◆ Information supplied
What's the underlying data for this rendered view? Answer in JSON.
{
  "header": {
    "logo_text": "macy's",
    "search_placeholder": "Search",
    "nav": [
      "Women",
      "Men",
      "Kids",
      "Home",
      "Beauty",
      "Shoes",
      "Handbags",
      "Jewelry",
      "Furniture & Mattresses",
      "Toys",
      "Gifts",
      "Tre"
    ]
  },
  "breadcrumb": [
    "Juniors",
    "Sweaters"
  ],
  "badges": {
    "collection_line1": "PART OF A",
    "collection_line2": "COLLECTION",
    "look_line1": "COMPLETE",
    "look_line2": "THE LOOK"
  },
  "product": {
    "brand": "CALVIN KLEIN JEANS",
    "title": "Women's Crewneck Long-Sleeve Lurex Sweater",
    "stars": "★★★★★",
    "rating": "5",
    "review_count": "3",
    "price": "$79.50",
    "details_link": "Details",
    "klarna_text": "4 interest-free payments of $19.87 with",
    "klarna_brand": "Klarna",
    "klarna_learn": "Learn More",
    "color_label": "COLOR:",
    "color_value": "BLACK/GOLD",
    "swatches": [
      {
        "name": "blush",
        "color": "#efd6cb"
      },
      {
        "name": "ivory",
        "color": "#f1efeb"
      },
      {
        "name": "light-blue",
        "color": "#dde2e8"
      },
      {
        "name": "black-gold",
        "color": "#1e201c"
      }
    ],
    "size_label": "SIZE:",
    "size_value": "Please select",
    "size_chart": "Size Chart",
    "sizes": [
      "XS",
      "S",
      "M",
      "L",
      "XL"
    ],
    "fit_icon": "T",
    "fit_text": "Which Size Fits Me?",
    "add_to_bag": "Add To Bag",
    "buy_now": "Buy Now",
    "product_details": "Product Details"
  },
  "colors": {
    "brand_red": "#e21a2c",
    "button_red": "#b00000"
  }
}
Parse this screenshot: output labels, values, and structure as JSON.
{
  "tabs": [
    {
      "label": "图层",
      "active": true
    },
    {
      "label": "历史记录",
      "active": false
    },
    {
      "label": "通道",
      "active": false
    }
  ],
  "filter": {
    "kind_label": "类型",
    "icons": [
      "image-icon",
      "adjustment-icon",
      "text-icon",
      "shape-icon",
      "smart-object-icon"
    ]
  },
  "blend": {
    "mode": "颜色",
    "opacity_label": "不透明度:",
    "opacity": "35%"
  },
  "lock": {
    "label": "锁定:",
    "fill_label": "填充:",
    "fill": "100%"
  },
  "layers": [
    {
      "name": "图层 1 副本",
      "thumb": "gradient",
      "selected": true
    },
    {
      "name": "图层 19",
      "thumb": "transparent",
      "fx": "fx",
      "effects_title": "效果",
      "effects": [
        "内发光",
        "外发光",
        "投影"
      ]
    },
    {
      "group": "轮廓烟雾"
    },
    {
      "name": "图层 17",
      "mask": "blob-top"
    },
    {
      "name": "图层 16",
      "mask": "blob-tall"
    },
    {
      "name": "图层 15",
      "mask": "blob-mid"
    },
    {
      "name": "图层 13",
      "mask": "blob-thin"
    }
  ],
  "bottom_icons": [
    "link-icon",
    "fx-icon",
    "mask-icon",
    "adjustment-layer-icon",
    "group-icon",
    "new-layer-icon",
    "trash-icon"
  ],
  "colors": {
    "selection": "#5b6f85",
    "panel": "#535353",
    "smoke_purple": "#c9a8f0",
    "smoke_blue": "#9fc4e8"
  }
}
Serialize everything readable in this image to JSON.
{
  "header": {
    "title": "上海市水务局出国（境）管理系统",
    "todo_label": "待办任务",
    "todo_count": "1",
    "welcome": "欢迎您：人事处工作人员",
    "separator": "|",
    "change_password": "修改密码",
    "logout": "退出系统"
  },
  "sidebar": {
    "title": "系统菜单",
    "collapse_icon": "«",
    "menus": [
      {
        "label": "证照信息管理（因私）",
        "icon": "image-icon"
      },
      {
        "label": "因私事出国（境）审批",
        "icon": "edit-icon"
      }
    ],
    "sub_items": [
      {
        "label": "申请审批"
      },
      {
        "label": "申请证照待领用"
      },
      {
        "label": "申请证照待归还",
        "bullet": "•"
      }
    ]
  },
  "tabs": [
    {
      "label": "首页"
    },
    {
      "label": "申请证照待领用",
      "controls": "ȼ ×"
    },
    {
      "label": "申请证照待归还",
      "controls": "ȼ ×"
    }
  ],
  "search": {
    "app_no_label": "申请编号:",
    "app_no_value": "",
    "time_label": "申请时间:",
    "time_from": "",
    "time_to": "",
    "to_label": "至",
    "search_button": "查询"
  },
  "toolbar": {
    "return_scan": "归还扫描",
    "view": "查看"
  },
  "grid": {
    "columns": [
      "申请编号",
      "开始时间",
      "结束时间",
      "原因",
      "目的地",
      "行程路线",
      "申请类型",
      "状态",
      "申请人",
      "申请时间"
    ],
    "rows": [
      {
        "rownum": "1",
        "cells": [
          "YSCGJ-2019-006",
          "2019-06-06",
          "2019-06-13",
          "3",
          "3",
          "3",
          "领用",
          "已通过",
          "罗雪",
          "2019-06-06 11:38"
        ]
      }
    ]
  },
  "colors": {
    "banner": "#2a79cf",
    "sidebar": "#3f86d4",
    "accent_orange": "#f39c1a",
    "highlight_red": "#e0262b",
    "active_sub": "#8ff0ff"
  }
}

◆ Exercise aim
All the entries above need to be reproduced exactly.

◆ Reply
What's the underlying data for this rendered view? Answer in JSON.
{
  "header": {
    "logo_text": "macy's",
    "search_placeholder": "Search",
    "nav": [
      "Women",
      "Men",
      "Kids",
      "Home",
      "Beauty",
      "Shoes",
      "Handbags",
      "Jewelry",
      "Furniture & Mattresses",
      "Toys",
      "Gifts",
      "Tre"
    ]
  },
  "breadcrumb": [
    "Juniors",
    "Sweaters"
  ],
  "badges": {
    "collection_line1": "PART OF A",
    "collection_line2": "COLLECTION",
    "look_line1": "COMPLETE",
    "look_line2": "THE LOOK"
  },
  "product": {
    "brand": "CALVIN KLEIN JEANS",
    "title": "Women's Crewneck Long-Sleeve Lurex Sweater",
    "stars": "★★★★★",
    "rating": "5",
    "review_count": "3",
    "price": "$79.50",
    "details_link": "Details",
    "klarna_text": "4 interest-free payments of $19.87 with",
    "klarna_brand": "Klarna",
    "klarna_learn": "Learn More",
    "color_label": "COLOR:",
    "color_value": "BLACK/GOLD",
    "swatches": [
      {
        "name": "blush",
        "color": "#efd6cb"
      },
      {
        "name": "ivory",
        "color": "#f1efeb"
      },
      {
        "name": "light-blue",
        "color": "#dde2e8"
      },
      {
        "name": "black-gold",
        "color": "#1e201c"
      }
    ],
    "size_label": "SIZE:",
    "size_value": "Please select",
    "size_chart": "Size Chart",
    "sizes": [
      "XS",
      "S",
      "M",
      "L",
      "XL"
    ],
    "fit_icon": "T",
    "fit_text": "Which Size Fits Me?",
    "add_to_bag": "Add To Bag",
    "buy_now": "Buy Now",
    "product_details": "Product Details"
  },
  "colors": {
    "brand_red": "#e21a2c",
    "button_red": "#b00000"
  }
}
Parse this screenshot: output labels, values, and structure as JSON.
{
  "tabs": [
    {
      "label": "图层",
      "active": true
    },
    {
      "label": "历史记录",
      "active": false
    },
    {
      "label": "通道",
      "active": false
    }
  ],
  "filter": {
    "kind_label": "类型",
    "icons": [
      "image-icon",
      "adjustment-icon",
      "text-icon",
      "shape-icon",
      "smart-object-icon"
    ]
  },
  "blend": {
    "mode": "颜色",
    "opacity_label": "不透明度:",
    "opacity": "35%"
  },
  "lock": {
    "label": "锁定:",
    "fill_label": "填充:",
    "fill": "100%"
  },
  "layers": [
    {
      "name": "图层 1 副本",
      "thumb": "gradient",
      "selected": true
    },
    {
      "name": "图层 19",
      "thumb": "transparent",
      "fx": "fx",
      "effects_title": "效果",
      "effects": [
        "内发光",
        "外发光",
        "投影"
      ]
    },
    {
      "group": "轮廓烟雾"
    },
    {
      "name": "图层 17",
      "mask": "blob-top"
    },
    {
      "name": "图层 16",
      "mask": "blob-tall"
    },
    {
      "name": "图层 15",
      "mask": "blob-mid"
    },
    {
      "name": "图层 13",
      "mask": "blob-thin"
    }
  ],
  "bottom_icons": [
    "link-icon",
    "fx-icon",
    "mask-icon",
    "adjustment-layer-icon",
    "group-icon",
    "new-layer-icon",
    "trash-icon"
  ],
  "colors": {
    "selection": "#5b6f85",
    "panel": "#535353",
    "smoke_purple": "#c9a8f0",
    "smoke_blue": "#9fc4e8"
  }
}
Serialize everything readable in this image to JSON.
{
  "header": {
    "title": "上海市水务局出国（境）管理系统",
    "todo_label": "待办任务",
    "todo_count": "1",
    "welcome": "欢迎您：人事处工作人员",
    "separator": "|",
    "change_password": "修改密码",
    "logout": "退出系统"
  },
  "sidebar": {
    "title": "系统菜单",
    "collapse_icon": "«",
    "menus": [
      {
        "label": "证照信息管理（因私）",
        "icon": "image-icon"
      },
      {
        "label": "因私事出国（境）审批",
        "icon": "edit-icon"
      }
    ],
    "sub_items": [
      {
        "label": "申请审批"
      },
      {
        "label": "申请证照待领用"
      },
      {
        "label": "申请证照待归还",
        "bullet": "•"
      }
    ]
  },
  "tabs": [
    {
      "label": "首页"
    },
    {
      "label": "申请证照待领用",
      "controls": "ȼ ×"
    },
    {
      "label": "申请证照待归还",
      "controls": "ȼ ×"
    }
  ],
  "search": {
    "app_no_label": "申请编号:",
    "app_no_value": "",
    "time_label": "申请时间:",
    "time_from": "",
    "time_to": "",
    "to_label": "至",
    "search_button": "查询"
  },
  "toolbar": {
    "return_scan": "归还扫描",
    "view": "查看"
  },
  "grid": {
    "columns": [
      "申请编号",
      "开始时间",
      "结束时间",
      "原因",
      "目的地",
      "行程路线",
      "申请类型",
      "状态",
      "申请人",
      "申请时间"
    ],
    "rows": [
      {
        "rownum": "1",
        "cells": [
          "YSCGJ-2019-006",
          "2019-06-06",
          "2019-06-13",
          "3",
          "3",
          "3",
          "领用",
          "已通过",
          "罗雪",
          "2019-06-06 11:38"
        ]
      }
    ]
  },
  "colors": {
    "banner": "#2a79cf",
    "sidebar": "#3f86d4",
    "accent_orange": "#f39c1a",
    "highlight_red": "#e0262b",
    "active_sub": "#8ff0ff"
  }
}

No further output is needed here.